→ **Exercise brief**
Filter the entries for the word "JSON". Copy each line in which it occurs.

Start of Extracted entries

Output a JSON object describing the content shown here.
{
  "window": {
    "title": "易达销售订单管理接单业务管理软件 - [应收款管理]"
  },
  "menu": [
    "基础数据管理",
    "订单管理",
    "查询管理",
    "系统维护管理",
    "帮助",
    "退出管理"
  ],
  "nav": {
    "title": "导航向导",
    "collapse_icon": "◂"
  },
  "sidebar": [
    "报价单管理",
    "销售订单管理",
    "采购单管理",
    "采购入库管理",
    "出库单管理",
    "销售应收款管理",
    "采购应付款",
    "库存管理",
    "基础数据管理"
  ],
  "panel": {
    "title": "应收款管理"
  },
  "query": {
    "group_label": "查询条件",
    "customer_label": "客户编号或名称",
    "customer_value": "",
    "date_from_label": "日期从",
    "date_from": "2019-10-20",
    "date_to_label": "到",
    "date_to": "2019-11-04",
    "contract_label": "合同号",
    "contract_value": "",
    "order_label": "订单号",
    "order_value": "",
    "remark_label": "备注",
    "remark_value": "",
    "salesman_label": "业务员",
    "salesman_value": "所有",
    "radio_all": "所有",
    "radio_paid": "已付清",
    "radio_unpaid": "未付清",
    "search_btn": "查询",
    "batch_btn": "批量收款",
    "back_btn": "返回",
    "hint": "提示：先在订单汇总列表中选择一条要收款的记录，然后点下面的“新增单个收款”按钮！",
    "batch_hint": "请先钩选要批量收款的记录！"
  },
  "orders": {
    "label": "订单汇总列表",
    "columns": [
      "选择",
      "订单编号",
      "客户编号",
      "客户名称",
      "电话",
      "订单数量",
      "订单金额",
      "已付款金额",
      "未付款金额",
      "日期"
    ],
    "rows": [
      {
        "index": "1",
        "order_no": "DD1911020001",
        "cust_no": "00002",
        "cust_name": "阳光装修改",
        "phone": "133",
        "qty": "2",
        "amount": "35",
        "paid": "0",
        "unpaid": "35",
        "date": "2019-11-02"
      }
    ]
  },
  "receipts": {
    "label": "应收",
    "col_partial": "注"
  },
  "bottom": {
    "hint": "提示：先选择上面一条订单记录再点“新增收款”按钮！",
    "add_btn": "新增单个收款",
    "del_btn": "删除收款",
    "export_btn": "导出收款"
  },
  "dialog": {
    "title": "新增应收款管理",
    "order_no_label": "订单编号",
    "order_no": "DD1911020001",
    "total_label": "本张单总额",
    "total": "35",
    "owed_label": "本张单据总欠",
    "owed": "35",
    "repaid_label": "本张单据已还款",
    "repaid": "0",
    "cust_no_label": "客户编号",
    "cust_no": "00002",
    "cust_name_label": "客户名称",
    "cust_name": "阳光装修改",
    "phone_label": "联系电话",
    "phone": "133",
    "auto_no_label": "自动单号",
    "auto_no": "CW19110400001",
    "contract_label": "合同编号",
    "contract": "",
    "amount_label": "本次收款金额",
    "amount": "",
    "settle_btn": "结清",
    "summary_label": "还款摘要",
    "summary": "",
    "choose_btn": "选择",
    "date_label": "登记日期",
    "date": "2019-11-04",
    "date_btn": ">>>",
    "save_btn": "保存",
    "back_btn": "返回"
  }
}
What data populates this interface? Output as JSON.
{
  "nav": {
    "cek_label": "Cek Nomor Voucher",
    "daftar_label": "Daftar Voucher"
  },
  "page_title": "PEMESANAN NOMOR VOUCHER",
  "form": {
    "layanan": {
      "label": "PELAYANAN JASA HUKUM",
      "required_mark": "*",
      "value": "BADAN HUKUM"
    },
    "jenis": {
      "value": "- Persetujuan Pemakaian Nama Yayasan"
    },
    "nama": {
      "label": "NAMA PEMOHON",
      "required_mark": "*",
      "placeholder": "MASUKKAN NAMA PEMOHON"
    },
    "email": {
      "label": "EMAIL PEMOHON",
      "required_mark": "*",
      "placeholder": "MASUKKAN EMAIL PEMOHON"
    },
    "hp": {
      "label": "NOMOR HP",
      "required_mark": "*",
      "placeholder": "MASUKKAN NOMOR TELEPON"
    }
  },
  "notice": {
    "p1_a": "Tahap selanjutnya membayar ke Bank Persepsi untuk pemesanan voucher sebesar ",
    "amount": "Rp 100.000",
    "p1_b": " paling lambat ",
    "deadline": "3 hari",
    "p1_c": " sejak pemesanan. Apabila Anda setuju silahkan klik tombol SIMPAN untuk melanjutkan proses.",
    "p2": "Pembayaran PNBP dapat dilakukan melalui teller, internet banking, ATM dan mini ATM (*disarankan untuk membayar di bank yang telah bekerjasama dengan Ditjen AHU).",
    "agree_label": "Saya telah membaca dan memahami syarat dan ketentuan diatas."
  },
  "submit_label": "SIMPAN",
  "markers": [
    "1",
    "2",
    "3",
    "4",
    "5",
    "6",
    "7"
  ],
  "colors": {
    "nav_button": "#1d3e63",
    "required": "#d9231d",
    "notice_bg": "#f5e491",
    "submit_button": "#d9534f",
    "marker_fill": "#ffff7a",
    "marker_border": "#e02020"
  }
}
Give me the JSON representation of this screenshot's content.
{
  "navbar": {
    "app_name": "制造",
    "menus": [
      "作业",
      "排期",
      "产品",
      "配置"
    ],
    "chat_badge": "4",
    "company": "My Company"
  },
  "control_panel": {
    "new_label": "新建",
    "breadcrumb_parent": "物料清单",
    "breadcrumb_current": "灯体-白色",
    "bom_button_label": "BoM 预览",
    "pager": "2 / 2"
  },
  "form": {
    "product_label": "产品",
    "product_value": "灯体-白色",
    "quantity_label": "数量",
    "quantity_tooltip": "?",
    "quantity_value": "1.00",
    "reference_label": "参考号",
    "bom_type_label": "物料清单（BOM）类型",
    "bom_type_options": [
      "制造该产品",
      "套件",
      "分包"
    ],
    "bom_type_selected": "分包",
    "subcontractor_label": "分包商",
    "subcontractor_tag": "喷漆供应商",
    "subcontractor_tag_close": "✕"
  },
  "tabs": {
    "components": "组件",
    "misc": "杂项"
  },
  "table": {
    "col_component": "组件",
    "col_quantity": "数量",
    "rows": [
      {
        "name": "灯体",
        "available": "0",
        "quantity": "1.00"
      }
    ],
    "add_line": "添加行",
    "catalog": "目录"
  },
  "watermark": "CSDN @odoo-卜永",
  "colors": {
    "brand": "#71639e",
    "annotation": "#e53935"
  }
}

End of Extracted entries
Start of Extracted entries

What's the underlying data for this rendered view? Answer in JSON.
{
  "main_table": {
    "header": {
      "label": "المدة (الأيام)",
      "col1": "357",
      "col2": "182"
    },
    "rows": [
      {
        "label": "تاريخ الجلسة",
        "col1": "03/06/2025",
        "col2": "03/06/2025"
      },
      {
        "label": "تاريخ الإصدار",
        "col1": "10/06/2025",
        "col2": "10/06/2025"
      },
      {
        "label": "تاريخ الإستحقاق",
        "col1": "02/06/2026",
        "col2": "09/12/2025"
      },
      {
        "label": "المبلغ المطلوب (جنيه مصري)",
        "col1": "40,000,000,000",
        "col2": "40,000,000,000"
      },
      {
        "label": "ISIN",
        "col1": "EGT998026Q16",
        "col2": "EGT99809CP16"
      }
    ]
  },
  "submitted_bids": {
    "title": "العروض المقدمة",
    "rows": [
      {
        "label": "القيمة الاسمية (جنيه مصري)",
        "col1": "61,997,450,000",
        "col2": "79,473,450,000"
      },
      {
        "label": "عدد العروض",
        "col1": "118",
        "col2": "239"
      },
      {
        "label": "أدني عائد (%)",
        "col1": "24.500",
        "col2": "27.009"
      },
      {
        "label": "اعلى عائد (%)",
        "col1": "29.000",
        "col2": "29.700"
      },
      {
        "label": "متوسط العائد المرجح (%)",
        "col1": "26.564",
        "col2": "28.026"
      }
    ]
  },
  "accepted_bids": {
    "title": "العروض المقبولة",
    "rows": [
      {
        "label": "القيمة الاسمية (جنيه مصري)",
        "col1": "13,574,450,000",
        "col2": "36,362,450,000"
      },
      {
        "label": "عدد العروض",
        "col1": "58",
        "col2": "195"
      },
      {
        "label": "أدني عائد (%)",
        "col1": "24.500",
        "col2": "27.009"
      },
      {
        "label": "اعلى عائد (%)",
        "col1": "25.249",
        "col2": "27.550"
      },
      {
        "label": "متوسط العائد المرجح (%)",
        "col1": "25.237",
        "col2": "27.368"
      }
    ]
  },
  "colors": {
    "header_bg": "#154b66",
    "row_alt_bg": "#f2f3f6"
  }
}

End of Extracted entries
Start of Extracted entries

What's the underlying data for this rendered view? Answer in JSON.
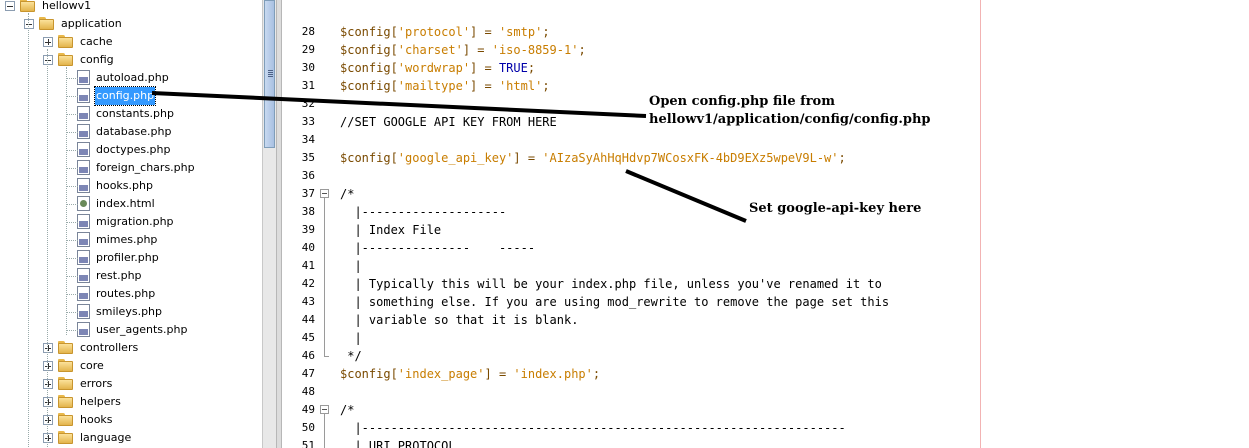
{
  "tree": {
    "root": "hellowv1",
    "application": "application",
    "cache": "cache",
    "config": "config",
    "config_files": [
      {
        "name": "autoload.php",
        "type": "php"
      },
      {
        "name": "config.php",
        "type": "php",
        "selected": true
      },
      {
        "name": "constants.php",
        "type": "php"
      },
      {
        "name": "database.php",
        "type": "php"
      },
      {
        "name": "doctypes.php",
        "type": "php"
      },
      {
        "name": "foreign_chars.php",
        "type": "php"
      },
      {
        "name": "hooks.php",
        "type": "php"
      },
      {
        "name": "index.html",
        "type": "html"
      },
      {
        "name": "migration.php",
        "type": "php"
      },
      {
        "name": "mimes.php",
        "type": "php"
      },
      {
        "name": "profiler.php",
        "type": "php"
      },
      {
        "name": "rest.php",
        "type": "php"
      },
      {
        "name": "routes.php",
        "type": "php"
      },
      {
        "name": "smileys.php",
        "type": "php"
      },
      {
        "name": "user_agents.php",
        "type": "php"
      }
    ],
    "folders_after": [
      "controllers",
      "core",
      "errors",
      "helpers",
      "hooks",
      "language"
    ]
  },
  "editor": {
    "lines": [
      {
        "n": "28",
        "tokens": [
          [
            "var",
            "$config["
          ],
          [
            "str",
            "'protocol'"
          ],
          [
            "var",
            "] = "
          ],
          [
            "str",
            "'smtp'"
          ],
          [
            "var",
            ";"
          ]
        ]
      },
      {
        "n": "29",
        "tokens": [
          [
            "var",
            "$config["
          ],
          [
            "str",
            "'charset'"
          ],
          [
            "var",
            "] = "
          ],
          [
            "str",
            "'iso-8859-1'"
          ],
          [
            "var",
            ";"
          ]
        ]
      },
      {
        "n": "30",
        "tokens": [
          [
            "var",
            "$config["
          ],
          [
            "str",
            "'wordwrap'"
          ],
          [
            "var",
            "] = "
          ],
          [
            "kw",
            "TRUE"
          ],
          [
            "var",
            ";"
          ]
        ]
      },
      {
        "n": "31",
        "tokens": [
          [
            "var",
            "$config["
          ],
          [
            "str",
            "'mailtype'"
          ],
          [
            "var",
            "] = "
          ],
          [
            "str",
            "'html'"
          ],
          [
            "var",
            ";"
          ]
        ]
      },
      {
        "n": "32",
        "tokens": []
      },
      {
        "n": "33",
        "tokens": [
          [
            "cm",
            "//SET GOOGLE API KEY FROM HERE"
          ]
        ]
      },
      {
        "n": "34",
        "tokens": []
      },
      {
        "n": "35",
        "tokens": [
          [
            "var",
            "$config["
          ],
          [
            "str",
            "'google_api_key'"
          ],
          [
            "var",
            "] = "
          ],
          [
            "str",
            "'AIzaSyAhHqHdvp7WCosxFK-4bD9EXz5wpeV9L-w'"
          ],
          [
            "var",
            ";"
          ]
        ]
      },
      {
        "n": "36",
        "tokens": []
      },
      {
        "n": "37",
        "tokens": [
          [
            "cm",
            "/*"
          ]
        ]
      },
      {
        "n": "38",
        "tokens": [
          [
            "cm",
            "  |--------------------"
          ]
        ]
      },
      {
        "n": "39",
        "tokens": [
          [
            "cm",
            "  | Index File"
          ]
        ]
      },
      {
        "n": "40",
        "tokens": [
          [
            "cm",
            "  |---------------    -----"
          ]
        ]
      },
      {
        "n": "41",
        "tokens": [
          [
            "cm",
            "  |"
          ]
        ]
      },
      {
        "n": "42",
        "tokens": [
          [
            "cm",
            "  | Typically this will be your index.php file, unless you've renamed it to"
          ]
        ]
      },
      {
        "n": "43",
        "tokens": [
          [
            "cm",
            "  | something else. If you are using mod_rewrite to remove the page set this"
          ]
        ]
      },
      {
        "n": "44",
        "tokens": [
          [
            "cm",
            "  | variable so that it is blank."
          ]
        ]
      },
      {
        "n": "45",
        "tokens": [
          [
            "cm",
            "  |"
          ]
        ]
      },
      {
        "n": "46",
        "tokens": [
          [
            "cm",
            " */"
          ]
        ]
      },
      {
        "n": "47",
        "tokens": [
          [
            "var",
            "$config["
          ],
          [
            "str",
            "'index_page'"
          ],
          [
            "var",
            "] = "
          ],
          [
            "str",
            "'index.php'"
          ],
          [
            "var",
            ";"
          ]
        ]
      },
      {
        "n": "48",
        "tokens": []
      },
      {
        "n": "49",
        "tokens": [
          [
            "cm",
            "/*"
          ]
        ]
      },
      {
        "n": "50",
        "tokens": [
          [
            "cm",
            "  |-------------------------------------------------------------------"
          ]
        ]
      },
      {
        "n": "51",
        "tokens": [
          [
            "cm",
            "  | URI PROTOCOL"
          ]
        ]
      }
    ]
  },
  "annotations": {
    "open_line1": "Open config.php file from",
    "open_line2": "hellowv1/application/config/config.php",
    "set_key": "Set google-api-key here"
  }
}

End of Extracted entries

→ **Solution**
Output a JSON object describing the content shown here.
What data populates this interface? Output as JSON.
Give me the JSON representation of this screenshot's content.
What's the underlying data for this rendered view? Answer in JSON.
What's the underlying data for this rendered view? Answer in JSON.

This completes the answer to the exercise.